RECORDS SHOWN Block Start

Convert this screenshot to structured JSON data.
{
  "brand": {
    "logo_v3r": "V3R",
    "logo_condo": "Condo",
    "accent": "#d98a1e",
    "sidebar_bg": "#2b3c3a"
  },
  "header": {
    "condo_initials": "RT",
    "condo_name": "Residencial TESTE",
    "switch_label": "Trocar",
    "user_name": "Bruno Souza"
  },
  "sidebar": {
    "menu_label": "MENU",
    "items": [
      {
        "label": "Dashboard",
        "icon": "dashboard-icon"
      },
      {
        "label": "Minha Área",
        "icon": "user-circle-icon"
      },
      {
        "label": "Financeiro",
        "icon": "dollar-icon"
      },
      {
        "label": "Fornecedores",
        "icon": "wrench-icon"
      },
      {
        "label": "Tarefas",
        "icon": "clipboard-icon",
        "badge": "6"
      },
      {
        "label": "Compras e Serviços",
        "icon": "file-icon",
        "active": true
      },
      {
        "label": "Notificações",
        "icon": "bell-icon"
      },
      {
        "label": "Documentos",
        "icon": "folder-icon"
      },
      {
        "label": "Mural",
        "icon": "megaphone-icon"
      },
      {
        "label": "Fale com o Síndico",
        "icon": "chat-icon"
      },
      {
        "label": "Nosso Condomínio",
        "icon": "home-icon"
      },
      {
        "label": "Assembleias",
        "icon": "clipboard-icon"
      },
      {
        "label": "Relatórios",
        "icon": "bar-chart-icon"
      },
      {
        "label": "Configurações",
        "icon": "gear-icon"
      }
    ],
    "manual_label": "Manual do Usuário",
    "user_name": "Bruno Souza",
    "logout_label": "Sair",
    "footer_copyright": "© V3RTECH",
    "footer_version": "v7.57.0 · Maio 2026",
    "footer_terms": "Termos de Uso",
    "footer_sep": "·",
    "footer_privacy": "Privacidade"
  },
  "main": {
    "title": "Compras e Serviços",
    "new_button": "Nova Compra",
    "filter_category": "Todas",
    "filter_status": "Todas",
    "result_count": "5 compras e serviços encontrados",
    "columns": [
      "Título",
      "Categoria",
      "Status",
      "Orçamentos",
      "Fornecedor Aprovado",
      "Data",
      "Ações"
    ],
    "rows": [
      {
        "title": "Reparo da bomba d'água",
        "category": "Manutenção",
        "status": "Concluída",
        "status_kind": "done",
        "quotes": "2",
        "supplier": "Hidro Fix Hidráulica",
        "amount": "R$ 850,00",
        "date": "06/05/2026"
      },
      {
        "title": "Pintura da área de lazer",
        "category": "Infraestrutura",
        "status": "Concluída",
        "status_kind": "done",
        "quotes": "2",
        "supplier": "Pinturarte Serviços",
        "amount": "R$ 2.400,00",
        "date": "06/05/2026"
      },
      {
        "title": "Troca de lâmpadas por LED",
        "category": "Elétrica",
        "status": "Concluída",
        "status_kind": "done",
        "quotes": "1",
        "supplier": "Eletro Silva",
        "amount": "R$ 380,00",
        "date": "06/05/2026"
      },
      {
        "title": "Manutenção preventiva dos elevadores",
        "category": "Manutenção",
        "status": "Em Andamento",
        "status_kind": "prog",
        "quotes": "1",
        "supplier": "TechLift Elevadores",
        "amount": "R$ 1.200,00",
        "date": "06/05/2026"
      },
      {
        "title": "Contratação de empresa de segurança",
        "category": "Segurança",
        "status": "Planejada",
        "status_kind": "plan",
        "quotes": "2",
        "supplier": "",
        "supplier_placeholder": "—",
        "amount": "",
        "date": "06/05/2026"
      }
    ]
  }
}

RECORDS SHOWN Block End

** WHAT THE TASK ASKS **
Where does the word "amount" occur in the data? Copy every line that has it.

** RESULT OF THIS EXERCISE **
        "amount": "R$ 850,00",
        "amount": "R$ 2.400,00",
        "amount": "R$ 380,00",
        "amount": "R$ 1.200,00",
        "amount": "",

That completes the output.